Free format text: SECURITY AGREEMENT;ASSIGNORS:CONEXANT SYSTEMS, INC.;CONEXANT SYSTEMS WORLDWIDE, INC.;CONEXANT, INC.;AND OTHERS;REEL/FRAME:024066/0075
Effective date: 20100310
Jan 10, 2011FPAYFee payment
Year of fee payment: 8
Feb 13, 2015REMIMaintenance fee reminder mailed
Mar 27, 2015FPAYFee payment
Year of fee payment: 12
Mar 27, 2015SULPSurcharge for late payment
Year of fee payment: 11
May 6, 2016ASAssignment
Owner name: CONEXANT SYSTEMS WORLDWIDE, INC., CALIFORNIA
Free format text: RELEASE BY SECURED PARTY;ASSIGNOR:THE BANK OF NEW YORK MELLON TRUST COMPANY, N.A.;REEL/FRAME:038631/0452

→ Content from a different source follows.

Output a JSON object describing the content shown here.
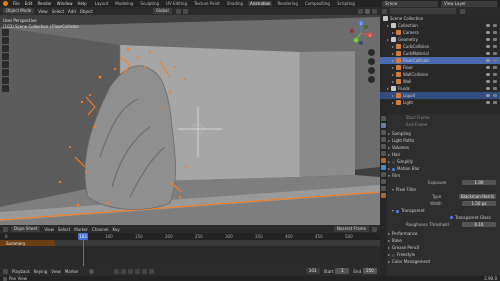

Effective date: 20140310
Owner name: CONEXANT SYSTEMS, INC., CALIFORNIA
Free format text: RELEASE BY SECURED PARTY;ASSIGNOR:THE BANK OF NEW YORK MELLON TRUST COMPANY, N.A.;REEL/FRAME:038631/0452
Effective date: 20140310
Owner name: CONEXANT, INC., CALIFORNIA
Free format text: RELEASE BY SECURED PARTY;ASSIGNOR:THE BANK OF NEW YORK MELLON TRUST COMPANY, N.A.;REEL/FRAME:038631/0452
Effective date: 20140310
Owner name: BROOKTREE BROADBAND HOLDING, INC., CALIFORNIA
Free format text: RELEASE BY SECURED PARTY;ASSIGNOR:THE BANK OF NEW YORK MELLON TRUST COMPANY, N.A.;REEL/FRAME:038631/0452
Effective date: 20140310
May 20, 2016ASAssignment
Owner name: LAKESTAR SEMI INC., NEW YORK
Free format text: CHANGE OF NAME;ASSIGNOR:CONEXANT SYSTEMS, INC.;REEL/FRAME:038777/0885
Effective date: 20130712